Credit Basics

You probably review your finances and check your financial portfolio regularly, but how often do you review your credit file? If you haven’t seen it in a while — or if you have never seen it at all — it’s time to take a look at it.

Not Sure What a Credit File is?

Think of it as a window into your credit history that lenders use to assess your creditworthiness. You want them to have the best possible view of you, and you can’t necessarily do that if you don’t know what your credit report says about you.

So get some insight about the information in it — and always review your report at least six months before you start shopping for a mortgage, car or any other large purchase. It can take that long for the credit reporting agencies to make a change to your report and, by the time a lender reviews it, you’ll want to have corrected any inaccuracies that might negatively affect your loan rate.

Want another good reason to check your credit file?

Identity theft and credit card fraud are crimes on the rise. If you’re unfamiliar with your credit report, you may not even realize that someone has assumed your identity or opened new accounts in your name until they default on loans, or collection agencies start calling you.

If that sounds daunting, that’s because it is. The recovery process can take a long time if you have to re-establish both your credit and good name. But with Identity Guard® proactively monitoring your credit information, you will be able to respond quickly to potential issues. Identity Guard alerts you to changes to the information in your file.

Why should you review your credit report from both of the credit bureaus?

Although each credit reporting agency — Equifax® and TransUnion® — records information it receives from your creditors, you can’t control which bureau your lender uses. Therefore, it’s best to prepare yourself for various outcomes by checking the accuracy of your information at both agencies.

What is a credit score and why is it so important?

A credit score, ranging from 399 to 862, is based on certain variables in your credit file. This number helps to determine your creditworthiness because it takes into account: how many lines of trade you have open; how many times you’ve made late payments; and if you’ve had any payment delinquencies.

Lenders then use this information as an objective measure to get the big picture of how you handle your credit — your creditworthiness. They may deny your loan or charge you a high interest rate if you have a low score, whereas, if you have a good credit history, you may qualify for lower interest rates, which can mean big savings. In fact, lower loan rates can mean thousands of dollars in your pocket over the years.

6 Steps to Better Credit

  1. Pay your bills on time.
    Creditors scrutinize your credit history, so paying your bills on time will reflect well on you.

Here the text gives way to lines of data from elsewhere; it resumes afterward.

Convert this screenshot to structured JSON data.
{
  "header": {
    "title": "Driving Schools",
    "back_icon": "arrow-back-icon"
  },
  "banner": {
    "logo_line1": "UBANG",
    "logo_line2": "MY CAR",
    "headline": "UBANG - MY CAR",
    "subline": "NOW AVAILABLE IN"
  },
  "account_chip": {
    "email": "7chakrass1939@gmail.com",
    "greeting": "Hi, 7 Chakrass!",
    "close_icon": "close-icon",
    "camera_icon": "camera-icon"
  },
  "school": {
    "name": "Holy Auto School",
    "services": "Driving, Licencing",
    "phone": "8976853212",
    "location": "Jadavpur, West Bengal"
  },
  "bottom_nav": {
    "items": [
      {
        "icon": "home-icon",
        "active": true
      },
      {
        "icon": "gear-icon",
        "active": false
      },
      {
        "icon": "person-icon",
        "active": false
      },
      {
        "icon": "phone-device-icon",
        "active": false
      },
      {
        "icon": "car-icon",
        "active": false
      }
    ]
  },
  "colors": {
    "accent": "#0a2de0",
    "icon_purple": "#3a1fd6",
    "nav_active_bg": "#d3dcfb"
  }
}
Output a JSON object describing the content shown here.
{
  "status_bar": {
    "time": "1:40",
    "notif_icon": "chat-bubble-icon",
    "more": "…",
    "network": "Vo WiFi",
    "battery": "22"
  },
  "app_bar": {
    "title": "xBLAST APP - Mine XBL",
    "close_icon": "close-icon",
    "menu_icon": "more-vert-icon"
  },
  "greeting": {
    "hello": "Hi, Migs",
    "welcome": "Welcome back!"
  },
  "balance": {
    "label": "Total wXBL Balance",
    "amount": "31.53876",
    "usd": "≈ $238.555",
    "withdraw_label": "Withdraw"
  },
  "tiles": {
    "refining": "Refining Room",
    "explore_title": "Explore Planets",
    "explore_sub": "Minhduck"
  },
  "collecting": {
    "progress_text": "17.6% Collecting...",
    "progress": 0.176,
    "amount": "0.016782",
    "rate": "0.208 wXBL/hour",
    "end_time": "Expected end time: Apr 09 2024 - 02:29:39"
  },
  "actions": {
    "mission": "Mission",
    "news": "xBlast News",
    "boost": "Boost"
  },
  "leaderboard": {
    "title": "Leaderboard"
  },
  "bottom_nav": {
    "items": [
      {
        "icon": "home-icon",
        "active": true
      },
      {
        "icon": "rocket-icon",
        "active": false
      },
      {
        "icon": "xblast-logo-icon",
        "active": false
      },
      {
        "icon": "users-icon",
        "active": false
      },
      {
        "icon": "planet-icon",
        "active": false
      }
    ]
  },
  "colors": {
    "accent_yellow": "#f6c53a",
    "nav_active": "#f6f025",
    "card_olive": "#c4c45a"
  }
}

If you have a record of delinquent payments, you might want to consider credit counseling to learn how to better manage your finances.
  2. Manage your debt.
    Your debt-to-income ratio — the percentage of your income that goes to paying off debt — is another gauge of your financial health. You can calculate this ratio by dividing your monthly minimum debt payments (excluding mortgage) by your monthly take-home income. If your debt payment absorbs:
    • Less than 20% of your income, you are doing well
    • Between 20% to 35%, consider reducing your overall debt
    • More than 35%, consider credit counseling or some type of aggressive debt-reduction strategy
  3. Don’t over-apply for credit.
    Limit the number of loan applications you submit. Each bid shows up as an inquiry in your credit report. Even if you’re just comparison-shopping for the best rate, too many inquiries can be viewed as a desperate bid to obtain credit to get out of financial trouble.
  4. Shred your documents.
    Destroy any piece of paper containing your Social Insurance Number or credit card numbers. Thieves often go through garbage to find personal information they can use to commit fraud.
  5. Don’t give your personal information away.
    Never include your Social Insurance Number on your cheques, driver’s license or health insurance card. Be extremely cautious about how you use your SIN. It is your key personal identification number and, therefore, a gateway to your personal identity. If you are required to provide this information, always ask if there is another option.
  6. Check your credit reports regularly.
    The only way to protect your name and credit is to be proactive. With the rise of identity theft cases, it is important to review your credit files and report any inaccuracies you find to the major credit reporting agencies.

Check Your Credit Report Carefully to Verify Your:

  • Name
  • Address
  • Social Insurance Number
  • Date of Birth
  • Credit/Charge Accounts
  • Outstanding Balance
  • Account Limits
  • Payment Histories
  • Inquiries

Note: Negative credit information remains in your report for seven years.

02